Science puts snakes on a plain

2012-07-25 21:35


Multimedia   ·   User Galleries   ·   News in Pictures Send us your pictures  ·  Send us your stories

Paris - Snakes evolved their curious body shape on land, not in water, and are probably the descendants of small burrowing lizards, scientists have deducted from 70-million-year-old fossil remains.

Closely examining jaw, tooth and spinal fragments of Coniophis, biologists in the United States concluded it was the most primitive animal of its kind - the missing link in snake evolution.

They found that Coniophis was "a transitional snake, combining a snake-like body and a lizard-like head" with burrowing habits - suggesting it evolved from a land-dwelling lizard.

The beast had an elongated body with hooked snake-like teeth, and most likely fed on medium-sized, soft-bodied prey.

It did not have the flexible jaws that allow modern-day snakes to swallow prey many times their own body size.

"This thing quite probably would have had small legs," Yale University co-author Nicholas Longrich told AFP, adding it would have looked more like a snake than a lizard.

Published in Nature, the paper seeks to settle a longstanding scientific debate as to whether snakes evolved their elongated, slithering body as an adaptation for burrowing in soil or for swimming.

The disagreement partly arose from a lack of transitional animal fossils to study, with Coniophis hitherto overlooked, said the paper.

Longrich said the first Coniophis remains were discovered in Montana in the 1890s and more fragments in the 1950s, but had mostly been left to gather dust in a museum since then.

Join the conversation! encourages commentary submitted via MyNews24. Contributions of 200 words or more will be considered for publication.

We reserve editorial discretion to decide what will be published.
Read our comments policy for guidelines on contributions.
Read more on:    nature  |  us  |  reptiles

linking and moving

2015-04-22 07:36 publishes all comments posted on articles provided that they adhere to our Comments Policy. Should you wish to report a comment for editorial review, please do so by clicking the 'Report Comment' button to the right of each comment.

Comment on this story
Comments have been closed for this article.

Inside News24


Rugby World Cup 2015

All the action from the 2015 RWC, including live coverage of all 48 matches, breaking news, fixtures, results, logs - and much more!


Rugby World Cup 2015

Wallabies 'defend like dogs'
Loubscher expecting 'direct' Wales
Carter desperate to reach RWC final
Boks want to continue upward curve
Traffic Alerts

You may find it hard to focus on the mundane routines as the greener pastures seem so tempting. It is a good time to expand more

There are new stories on the homepage.

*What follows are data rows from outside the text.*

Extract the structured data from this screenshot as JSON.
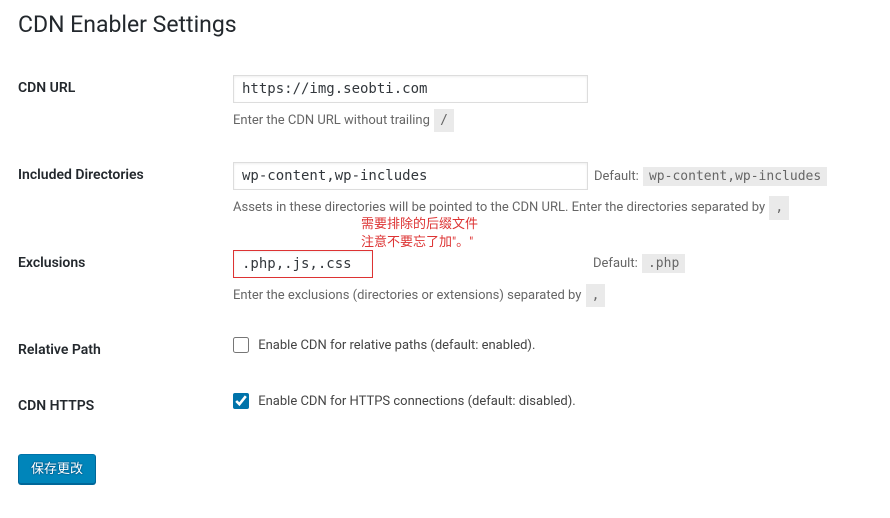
{
  "page_title": "CDN Enabler Settings",
  "fields": {
    "cdn_url": {
      "label": "CDN URL",
      "value": "https://img.seobti.com",
      "description_prefix": "Enter the CDN URL without trailing ",
      "description_code": "/"
    },
    "included_dirs": {
      "label": "Included Directories",
      "value": "wp-content,wp-includes",
      "default_label": "Default: ",
      "default_code": "wp-content,wp-includes",
      "description_prefix": "Assets in these directories will be pointed to the CDN URL. Enter the directories separated by ",
      "description_code": ","
    },
    "exclusions": {
      "label": "Exclusions",
      "value": ".php,.js,.css",
      "default_label": "Default: ",
      "default_code": ".php",
      "description_prefix": "Enter the exclusions (directories or extensions) separated by ",
      "description_code": ",",
      "annotation_line1": "需要排除的后缀文件",
      "annotation_line2": "注意不要忘了加\"。\""
    },
    "relative_path": {
      "label": "Relative Path",
      "checkbox_label": "Enable CDN for relative paths (default: enabled).",
      "checked": false
    },
    "cdn_https": {
      "label": "CDN HTTPS",
      "checkbox_label": "Enable CDN for HTTPS connections (default: disabled).",
      "checked": true
    }
  },
  "submit_button": "保存更改"
}
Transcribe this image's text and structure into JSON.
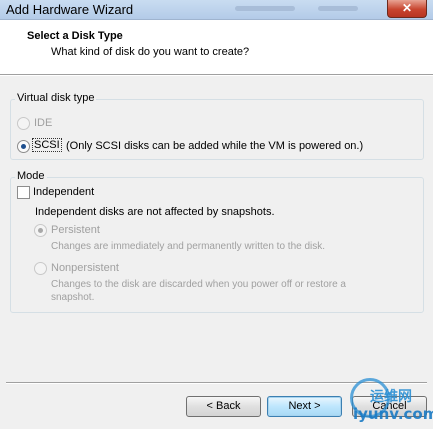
{
  "window": {
    "title": "Add Hardware Wizard",
    "close_glyph": "✕"
  },
  "header": {
    "title": "Select a Disk Type",
    "subtitle": "What kind of disk do you want to create?"
  },
  "virtual_disk_type": {
    "legend": "Virtual disk type",
    "ide_label": "IDE",
    "scsi_label": "SCSI",
    "scsi_note": "(Only SCSI disks can be added while the VM is powered on.)"
  },
  "mode": {
    "legend": "Mode",
    "independent_label": "Independent",
    "independent_desc": "Independent disks are not affected by snapshots.",
    "persistent_label": "Persistent",
    "persistent_desc": "Changes are immediately and permanently written to the disk.",
    "nonpersistent_label": "Nonpersistent",
    "nonpersistent_desc": "Changes to the disk are discarded when you power off or restore a snapshot."
  },
  "buttons": {
    "back": "< Back",
    "next": "Next >",
    "cancel": "Cancel"
  },
  "watermark": {
    "text": "运维网",
    "url": "iyunv.com"
  }
}
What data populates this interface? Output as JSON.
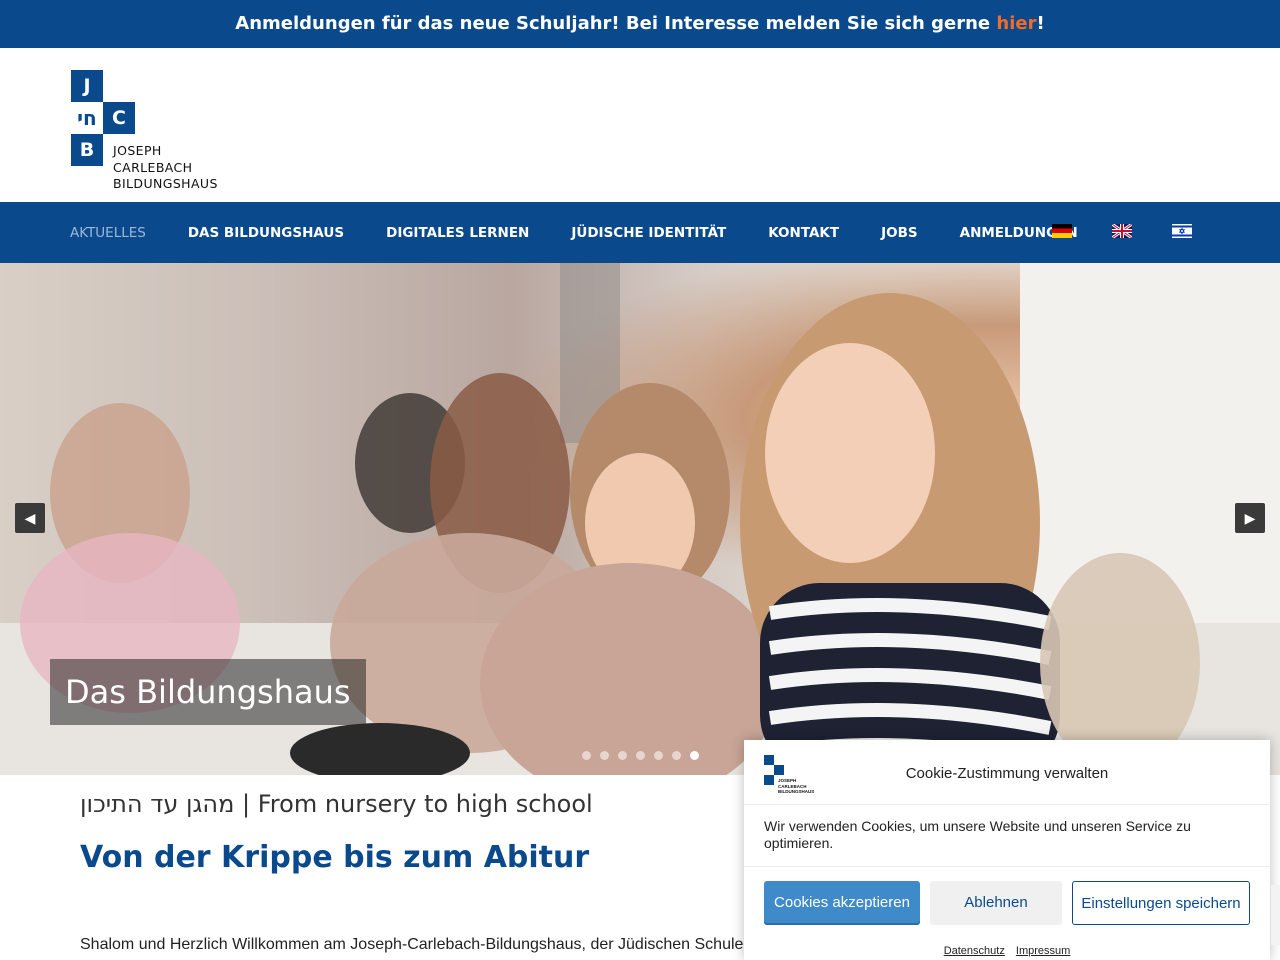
{
  "announcement": {
    "text": "Anmeldungen für das neue Schuljahr! Bei Interesse melden Sie sich gerne ",
    "link": "hier",
    "suffix": "!"
  },
  "logo": {
    "letter_j": "J",
    "letter_hebrew": "חי",
    "letter_c": "C",
    "letter_b": "B",
    "line1": "JOSEPH",
    "line2": "CARLEBACH",
    "line3": "BILDUNGSHAUS"
  },
  "nav": {
    "items": [
      {
        "label": "AKTUELLES",
        "active": true
      },
      {
        "label": "DAS BILDUNGSHAUS"
      },
      {
        "label": "DIGITALES LERNEN"
      },
      {
        "label": "JÜDISCHE IDENTITÄT"
      },
      {
        "label": "KONTAKT"
      },
      {
        "label": "JOBS"
      },
      {
        "label": "ANMELDUNGEN"
      }
    ],
    "flags": [
      "german-flag-icon",
      "uk-flag-icon",
      "israel-flag-icon"
    ]
  },
  "hero": {
    "caption": "Das Bildungshaus",
    "prev_icon": "◀",
    "next_icon": "▶",
    "slide_count": 7,
    "active_slide": 6
  },
  "content": {
    "sub_heading": "מהגן עד התיכון | From nursery to high school",
    "main_heading": "Von der Krippe bis zum Abitur",
    "intro": "Shalom und Herzlich Willkommen am Joseph-Carlebach-Bildungshaus, der Jüdischen Schule i"
  },
  "cookie": {
    "title": "Cookie-Zustimmung verwalten",
    "message": "Wir verwenden Cookies, um unsere Website und unseren Service zu optimieren.",
    "accept_label": "Cookies akzeptieren",
    "reject_label": "Ablehnen",
    "save_label": "Einstellungen speichern",
    "privacy_link": "Datenschutz",
    "imprint_link": "Impressum",
    "logo_line1": "JOSEPH",
    "logo_line2": "CARLEBACH",
    "logo_line3": "BILDUNGSHAUS"
  },
  "colors": {
    "brand_blue": "#0a4a8c",
    "highlight_orange": "#f26b2b",
    "accept_button": "#3f8ac9"
  }
}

Click here to see them.


Create Profile

Creating your profile will enable you to submit photos and stories to get published on News24.

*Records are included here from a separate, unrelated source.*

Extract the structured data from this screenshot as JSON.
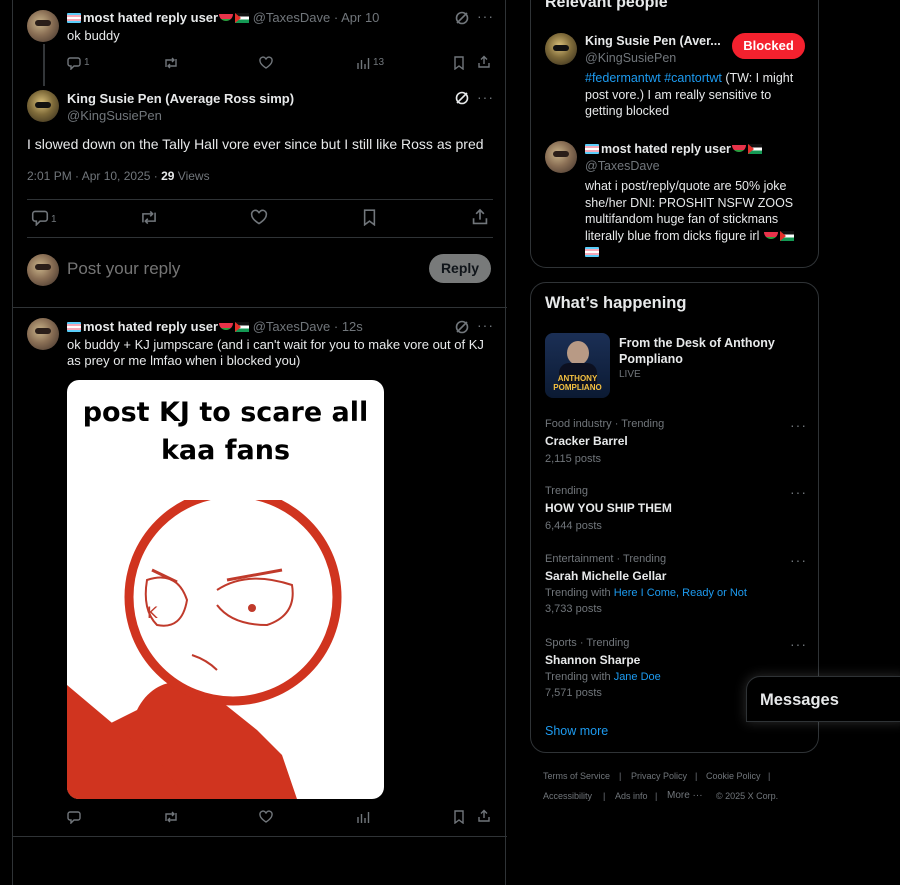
{
  "parent_tweet": {
    "author_name": "most hated reply user",
    "author_handle": "@TaxesDave",
    "date": "· Apr 10",
    "text": "ok buddy",
    "reply_count": "1",
    "views": "13"
  },
  "main_tweet": {
    "author_name": "King Susie Pen (Average Ross simp)",
    "author_handle": "@KingSusiePen",
    "text": "I slowed down on the Tally Hall vore ever since but I still like Ross as pred",
    "timestamp": "2:01 PM · Apr 10, 2025 ·",
    "views_count": "29",
    "views_label": "Views",
    "reply_count": "1"
  },
  "composer": {
    "placeholder": "Post your reply",
    "reply_button": "Reply"
  },
  "reply_tweet": {
    "author_name": "most hated reply user",
    "author_handle": "@TaxesDave",
    "date": "· 12s",
    "text": "ok buddy + KJ jumpscare (and i can't wait for you to make vore out of KJ as prey or me lmfao when i blocked you)",
    "image_caption_line1": "post KJ to scare all",
    "image_caption_line2": "kaa fans"
  },
  "relevant_people": {
    "heading": "Relevant people",
    "people": [
      {
        "name": "King Susie Pen (Aver...",
        "handle": "@KingSusiePen",
        "button": "Blocked",
        "bio_tag1": "#federmantwt",
        "bio_tag2": "#cantortwt",
        "bio_rest": " (TW: I might post vore.) I am really sensitive to getting blocked"
      },
      {
        "name": "most hated reply user",
        "handle": "@TaxesDave",
        "bio": "what i post/reply/quote are 50% joke she/her DNI: PROSHIT NSFW ZOOS multifandom huge fan of stickmans literally blue from dicks figure irl"
      }
    ]
  },
  "whats_happening": {
    "heading": "What’s happening",
    "featured": {
      "title": "From the Desk of Anthony Pompliano",
      "status": "LIVE",
      "thumb_text_1": "ANTHONY",
      "thumb_text_2": "POMPLIANO"
    },
    "trends": [
      {
        "meta": "Food industry · Trending",
        "title": "Cracker Barrel",
        "posts": "2,115 posts",
        "with_label": "",
        "with_link": ""
      },
      {
        "meta": "Trending",
        "title": "HOW YOU SHIP THEM",
        "posts": "6,444 posts",
        "with_label": "",
        "with_link": ""
      },
      {
        "meta": "Entertainment · Trending",
        "title": "Sarah Michelle Gellar",
        "posts": "3,733 posts",
        "with_label": "Trending with",
        "with_link": "Here I Come, Ready or Not"
      },
      {
        "meta": "Sports · Trending",
        "title": "Shannon Sharpe",
        "posts": "7,571 posts",
        "with_label": "Trending with",
        "with_link": "Jane Doe"
      }
    ],
    "show_more": "Show more"
  },
  "footer": {
    "links": [
      "Terms of Service",
      "Privacy Policy",
      "Cookie Policy",
      "Accessibility",
      "Ads info",
      "More ···"
    ],
    "copyright": "© 2025 X Corp."
  },
  "messages_drawer": {
    "label": "Messages"
  },
  "colors": {
    "accent": "#1d9bf0",
    "blocked": "#f4212e",
    "muted": "#71767b",
    "border": "#2f3336"
  }
}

Please provide a username for your profile page:

This username must be unique, cannot be edited and will be used in the URL to your profile page across the entire network.


Location Settings

News24 allows you to edit the display of certain components based on a location. If you wish to personalise the page based on your preferences, please select a location for each component and click "Submit" in order for the changes to take affect.

Facebook Sign-In

Hi News addict,

Join the News24 Community to be involved in breaking the news.

Log in with Facebook to comment and personalise news, weather and listings.